→ **DATA**
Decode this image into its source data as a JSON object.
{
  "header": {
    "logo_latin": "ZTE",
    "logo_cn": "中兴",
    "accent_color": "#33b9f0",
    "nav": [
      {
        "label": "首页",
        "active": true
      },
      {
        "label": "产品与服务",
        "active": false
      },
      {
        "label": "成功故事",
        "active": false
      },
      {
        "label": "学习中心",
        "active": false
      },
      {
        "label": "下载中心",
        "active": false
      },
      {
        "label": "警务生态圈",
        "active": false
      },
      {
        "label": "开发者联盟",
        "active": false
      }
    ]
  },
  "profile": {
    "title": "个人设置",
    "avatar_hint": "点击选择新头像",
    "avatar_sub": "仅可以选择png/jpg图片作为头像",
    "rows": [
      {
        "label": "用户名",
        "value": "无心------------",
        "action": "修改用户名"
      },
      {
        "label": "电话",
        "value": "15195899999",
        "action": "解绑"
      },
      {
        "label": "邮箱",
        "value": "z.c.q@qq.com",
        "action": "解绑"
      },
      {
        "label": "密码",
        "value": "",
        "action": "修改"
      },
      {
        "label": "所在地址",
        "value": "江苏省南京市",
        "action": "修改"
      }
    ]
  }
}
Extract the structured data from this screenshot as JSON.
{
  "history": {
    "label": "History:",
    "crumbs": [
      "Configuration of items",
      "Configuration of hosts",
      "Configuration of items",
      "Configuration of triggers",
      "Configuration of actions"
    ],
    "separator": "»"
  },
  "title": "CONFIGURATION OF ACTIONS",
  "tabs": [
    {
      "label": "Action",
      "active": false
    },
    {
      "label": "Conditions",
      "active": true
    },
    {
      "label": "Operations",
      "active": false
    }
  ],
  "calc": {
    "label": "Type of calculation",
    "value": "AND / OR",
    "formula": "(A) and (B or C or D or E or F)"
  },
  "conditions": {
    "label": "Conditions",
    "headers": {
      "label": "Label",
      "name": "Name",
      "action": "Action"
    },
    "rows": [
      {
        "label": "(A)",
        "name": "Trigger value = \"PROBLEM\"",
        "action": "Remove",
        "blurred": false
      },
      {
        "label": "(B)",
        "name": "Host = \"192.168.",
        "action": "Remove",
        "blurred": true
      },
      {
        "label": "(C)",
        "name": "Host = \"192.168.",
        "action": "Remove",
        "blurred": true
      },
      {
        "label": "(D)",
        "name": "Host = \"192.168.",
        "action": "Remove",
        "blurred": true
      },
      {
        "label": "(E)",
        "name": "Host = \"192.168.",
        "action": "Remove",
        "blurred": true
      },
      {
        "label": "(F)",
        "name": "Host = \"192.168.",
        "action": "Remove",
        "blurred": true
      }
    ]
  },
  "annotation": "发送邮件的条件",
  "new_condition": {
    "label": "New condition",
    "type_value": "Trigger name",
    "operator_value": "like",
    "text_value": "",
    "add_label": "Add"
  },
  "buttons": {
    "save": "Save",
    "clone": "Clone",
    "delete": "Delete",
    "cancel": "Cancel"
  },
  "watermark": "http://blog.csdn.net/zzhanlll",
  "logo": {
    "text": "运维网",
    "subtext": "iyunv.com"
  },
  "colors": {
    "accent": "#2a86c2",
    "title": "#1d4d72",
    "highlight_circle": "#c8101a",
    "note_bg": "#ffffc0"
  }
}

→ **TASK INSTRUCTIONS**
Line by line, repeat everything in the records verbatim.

→ **THE COMPLETED TASK**
Decode this image into its source data as a JSON object.
{
  "header": {
    "logo_latin": "ZTE",
    "logo_cn": "中兴",
    "accent_color": "#33b9f0",
    "nav": [
      {
        "label": "首页",
        "active": true
      },
      {
        "label": "产品与服务",
        "active": false
      },
      {
        "label": "成功故事",
        "active": false
      },
      {
        "label": "学习中心",
        "active": false
      },
      {
        "label": "下载中心",
        "active": false
      },
      {
        "label": "警务生态圈",
        "active": false
      },
      {
        "label": "开发者联盟",
        "active": false
      }
    ]
  },
  "profile": {
    "title": "个人设置",
    "avatar_hint": "点击选择新头像",
    "avatar_sub": "仅可以选择png/jpg图片作为头像",
    "rows": [
      {
        "label": "用户名",
        "value": "无心------------",
        "action": "修改用户名"
      },
      {
        "label": "电话",
        "value": "15195899999",
        "action": "解绑"
      },
      {
        "label": "邮箱",
        "value": "z.c.q@qq.com",
        "action": "解绑"
      },
      {
        "label": "密码",
        "value": "",
        "action": "修改"
      },
      {
        "label": "所在地址",
        "value": "江苏省南京市",
        "action": "修改"
      }
    ]
  }
}
Extract the structured data from this screenshot as JSON.
{
  "history": {
    "label": "History:",
    "crumbs": [
      "Configuration of items",
      "Configuration of hosts",
      "Configuration of items",
      "Configuration of triggers",
      "Configuration of actions"
    ],
    "separator": "»"
  },
  "title": "CONFIGURATION OF ACTIONS",
  "tabs": [
    {
      "label": "Action",
      "active": false
    },
    {
      "label": "Conditions",
      "active": true
    },
    {
      "label": "Operations",
      "active": false
    }
  ],
  "calc": {
    "label": "Type of calculation",
    "value": "AND / OR",
    "formula": "(A) and (B or C or D or E or F)"
  },
  "conditions": {
    "label": "Conditions",
    "headers": {
      "label": "Label",
      "name": "Name",
      "action": "Action"
    },
    "rows": [
      {
        "label": "(A)",
        "name": "Trigger value = \"PROBLEM\"",
        "action": "Remove",
        "blurred": false
      },
      {
        "label": "(B)",
        "name": "Host = \"192.168.",
        "action": "Remove",
        "blurred": true
      },
      {
        "label": "(C)",
        "name": "Host = \"192.168.",
        "action": "Remove",
        "blurred": true
      },
      {
        "label": "(D)",
        "name": "Host = \"192.168.",
        "action": "Remove",
        "blurred": true
      },
      {
        "label": "(E)",
        "name": "Host = \"192.168.",
        "action": "Remove",
        "blurred": true
      },
      {
        "label": "(F)",
        "name": "Host = \"192.168.",
        "action": "Remove",
        "blurred": true
      }
    ]
  },
  "annotation": "发送邮件的条件",
  "new_condition": {
    "label": "New condition",
    "type_value": "Trigger name",
    "operator_value": "like",
    "text_value": "",
    "add_label": "Add"
  },
  "buttons": {
    "save": "Save",
    "clone": "Clone",
    "delete": "Delete",
    "cancel": "Cancel"
  },
  "watermark": "http://blog.csdn.net/zzhanlll",
  "logo": {
    "text": "运维网",
    "subtext": "iyunv.com"
  },
  "colors": {
    "accent": "#2a86c2",
    "title": "#1d4d72",
    "highlight_circle": "#c8101a",
    "note_bg": "#ffffc0"
  }
}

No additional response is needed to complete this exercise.